Line by line, return everything in the listing exactly.

• Source data
※

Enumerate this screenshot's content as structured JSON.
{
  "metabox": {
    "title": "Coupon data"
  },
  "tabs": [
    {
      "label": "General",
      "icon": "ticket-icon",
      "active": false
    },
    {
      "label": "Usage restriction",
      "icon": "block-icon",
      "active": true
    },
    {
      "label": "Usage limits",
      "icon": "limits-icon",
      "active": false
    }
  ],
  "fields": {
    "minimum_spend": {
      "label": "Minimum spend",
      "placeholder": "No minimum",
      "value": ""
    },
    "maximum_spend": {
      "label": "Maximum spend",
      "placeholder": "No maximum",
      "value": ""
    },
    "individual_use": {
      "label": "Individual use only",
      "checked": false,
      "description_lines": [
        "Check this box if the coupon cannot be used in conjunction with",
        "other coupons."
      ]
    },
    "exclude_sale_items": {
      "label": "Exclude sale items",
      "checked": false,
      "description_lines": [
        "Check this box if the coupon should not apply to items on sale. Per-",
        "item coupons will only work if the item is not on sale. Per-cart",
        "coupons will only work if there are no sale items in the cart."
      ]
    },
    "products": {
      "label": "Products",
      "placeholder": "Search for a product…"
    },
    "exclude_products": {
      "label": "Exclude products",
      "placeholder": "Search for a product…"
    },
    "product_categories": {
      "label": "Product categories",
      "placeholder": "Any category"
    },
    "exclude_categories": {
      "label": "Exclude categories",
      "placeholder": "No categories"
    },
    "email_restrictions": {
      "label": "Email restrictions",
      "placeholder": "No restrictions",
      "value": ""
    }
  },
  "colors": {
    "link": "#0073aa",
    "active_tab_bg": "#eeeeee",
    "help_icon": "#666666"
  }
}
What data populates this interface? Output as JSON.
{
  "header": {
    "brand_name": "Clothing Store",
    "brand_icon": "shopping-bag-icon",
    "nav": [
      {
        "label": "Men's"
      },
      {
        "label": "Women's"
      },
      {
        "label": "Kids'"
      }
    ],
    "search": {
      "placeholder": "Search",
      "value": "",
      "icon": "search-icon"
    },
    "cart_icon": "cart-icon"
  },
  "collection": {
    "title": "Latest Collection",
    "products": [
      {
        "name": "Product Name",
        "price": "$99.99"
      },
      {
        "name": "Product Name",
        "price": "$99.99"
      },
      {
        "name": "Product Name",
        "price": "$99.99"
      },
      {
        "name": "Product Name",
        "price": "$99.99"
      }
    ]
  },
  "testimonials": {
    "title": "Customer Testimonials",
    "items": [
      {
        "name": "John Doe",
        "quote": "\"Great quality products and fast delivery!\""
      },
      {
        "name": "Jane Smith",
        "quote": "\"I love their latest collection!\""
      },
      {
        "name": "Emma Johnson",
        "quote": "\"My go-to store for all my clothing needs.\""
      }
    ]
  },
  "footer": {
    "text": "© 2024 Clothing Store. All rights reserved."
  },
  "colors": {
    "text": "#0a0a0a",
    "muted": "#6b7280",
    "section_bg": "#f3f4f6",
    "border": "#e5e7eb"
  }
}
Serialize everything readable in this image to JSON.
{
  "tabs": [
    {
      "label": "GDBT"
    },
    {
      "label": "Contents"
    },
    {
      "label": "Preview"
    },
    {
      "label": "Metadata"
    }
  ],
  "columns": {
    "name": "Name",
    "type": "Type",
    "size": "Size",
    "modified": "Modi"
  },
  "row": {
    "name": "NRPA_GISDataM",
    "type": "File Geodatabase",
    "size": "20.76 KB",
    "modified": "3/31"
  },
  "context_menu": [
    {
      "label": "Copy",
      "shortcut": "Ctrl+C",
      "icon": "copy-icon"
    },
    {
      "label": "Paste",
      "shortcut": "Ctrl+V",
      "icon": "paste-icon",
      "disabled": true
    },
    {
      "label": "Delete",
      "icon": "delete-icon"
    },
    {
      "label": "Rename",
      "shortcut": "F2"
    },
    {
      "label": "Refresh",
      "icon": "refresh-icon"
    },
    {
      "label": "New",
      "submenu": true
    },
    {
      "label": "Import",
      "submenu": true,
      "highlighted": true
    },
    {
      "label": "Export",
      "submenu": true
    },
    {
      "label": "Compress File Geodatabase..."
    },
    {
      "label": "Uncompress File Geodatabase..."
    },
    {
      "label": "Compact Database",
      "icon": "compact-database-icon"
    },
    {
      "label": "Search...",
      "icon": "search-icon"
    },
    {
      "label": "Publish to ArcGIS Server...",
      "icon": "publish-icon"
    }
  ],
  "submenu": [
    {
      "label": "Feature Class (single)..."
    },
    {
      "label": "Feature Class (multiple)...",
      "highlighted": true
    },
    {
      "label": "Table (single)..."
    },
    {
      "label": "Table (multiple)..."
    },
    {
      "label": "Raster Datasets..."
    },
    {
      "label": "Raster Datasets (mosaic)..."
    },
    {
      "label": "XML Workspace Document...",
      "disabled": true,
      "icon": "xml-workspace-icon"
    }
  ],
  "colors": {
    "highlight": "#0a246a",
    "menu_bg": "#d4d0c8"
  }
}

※

• Completed task
Enumerate this screenshot's content as structured JSON.
{
  "metabox": {
    "title": "Coupon data"
  },
  "tabs": [
    {
      "label": "General",
      "icon": "ticket-icon",
      "active": false
    },
    {
      "label": "Usage restriction",
      "icon": "block-icon",
      "active": true
    },
    {
      "label": "Usage limits",
      "icon": "limits-icon",
      "active": false
    }
  ],
  "fields": {
    "minimum_spend": {
      "label": "Minimum spend",
      "placeholder": "No minimum",
      "value": ""
    },
    "maximum_spend": {
      "label": "Maximum spend",
      "placeholder": "No maximum",
      "value": ""
    },
    "individual_use": {
      "label": "Individual use only",
      "checked": false,
      "description_lines": [
        "Check this box if the coupon cannot be used in conjunction with",
        "other coupons."
      ]
    },
    "exclude_sale_items": {
      "label": "Exclude sale items",
      "checked": false,
      "description_lines": [
        "Check this box if the coupon should not apply to items on sale. Per-",
        "item coupons will only work if the item is not on sale. Per-cart",
        "coupons will only work if there are no sale items in the cart."
      ]
    },
    "products": {
      "label": "Products",
      "placeholder": "Search for a product…"
    },
    "exclude_products": {
      "label": "Exclude products",
      "placeholder": "Search for a product…"
    },
    "product_categories": {
      "label": "Product categories",
      "placeholder": "Any category"
    },
    "exclude_categories": {
      "label": "Exclude categories",
      "placeholder": "No categories"
    },
    "email_restrictions": {
      "label": "Email restrictions",
      "placeholder": "No restrictions",
      "value": ""
    }
  },
  "colors": {
    "link": "#0073aa",
    "active_tab_bg": "#eeeeee",
    "help_icon": "#666666"
  }
}
What data populates this interface? Output as JSON.
{
  "header": {
    "brand_name": "Clothing Store",
    "brand_icon": "shopping-bag-icon",
    "nav": [
      {
        "label": "Men's"
      },
      {
        "label": "Women's"
      },
      {
        "label": "Kids'"
      }
    ],
    "search": {
      "placeholder": "Search",
      "value": "",
      "icon": "search-icon"
    },
    "cart_icon": "cart-icon"
  },
  "collection": {
    "title": "Latest Collection",
    "products": [
      {
        "name": "Product Name",
        "price": "$99.99"
      },
      {
        "name": "Product Name",
        "price": "$99.99"
      },
      {
        "name": "Product Name",
        "price": "$99.99"
      },
      {
        "name": "Product Name",
        "price": "$99.99"
      }
    ]
  },
  "testimonials": {
    "title": "Customer Testimonials",
    "items": [
      {
        "name": "John Doe",
        "quote": "\"Great quality products and fast delivery!\""
      },
      {
        "name": "Jane Smith",
        "quote": "\"I love their latest collection!\""
      },
      {
        "name": "Emma Johnson",
        "quote": "\"My go-to store for all my clothing needs.\""
      }
    ]
  },
  "footer": {
    "text": "© 2024 Clothing Store. All rights reserved."
  },
  "colors": {
    "text": "#0a0a0a",
    "muted": "#6b7280",
    "section_bg": "#f3f4f6",
    "border": "#e5e7eb"
  }
}
Serialize everything readable in this image to JSON.
{
  "tabs": [
    {
      "label": "GDBT"
    },
    {
      "label": "Contents"
    },
    {
      "label": "Preview"
    },
    {
      "label": "Metadata"
    }
  ],
  "columns": {
    "name": "Name",
    "type": "Type",
    "size": "Size",
    "modified": "Modi"
  },
  "row": {
    "name": "NRPA_GISDataM",
    "type": "File Geodatabase",
    "size": "20.76 KB",
    "modified": "3/31"
  },
  "context_menu": [
    {
      "label": "Copy",
      "shortcut": "Ctrl+C",
      "icon": "copy-icon"
    },
    {
      "label": "Paste",
      "shortcut": "Ctrl+V",
      "icon": "paste-icon",
      "disabled": true
    },
    {
      "label": "Delete",
      "icon": "delete-icon"
    },
    {
      "label": "Rename",
      "shortcut": "F2"
    },
    {
      "label": "Refresh",
      "icon": "refresh-icon"
    },
    {
      "label": "New",
      "submenu": true
    },
    {
      "label": "Import",
      "submenu": true,
      "highlighted": true
    },
    {
      "label": "Export",
      "submenu": true
    },
    {
      "label": "Compress File Geodatabase..."
    },
    {
      "label": "Uncompress File Geodatabase..."
    },
    {
      "label": "Compact Database",
      "icon": "compact-database-icon"
    },
    {
      "label": "Search...",
      "icon": "search-icon"
    },
    {
      "label": "Publish to ArcGIS Server...",
      "icon": "publish-icon"
    }
  ],
  "submenu": [
    {
      "label": "Feature Class (single)..."
    },
    {
      "label": "Feature Class (multiple)...",
      "highlighted": true
    },
    {
      "label": "Table (single)..."
    },
    {
      "label": "Table (multiple)..."
    },
    {
      "label": "Raster Datasets..."
    },
    {
      "label": "Raster Datasets (mosaic)..."
    },
    {
      "label": "XML Workspace Document...",
      "disabled": true,
      "icon": "xml-workspace-icon"
    }
  ],
  "colors": {
    "highlight": "#0a246a",
    "menu_bg": "#d4d0c8"
  }
}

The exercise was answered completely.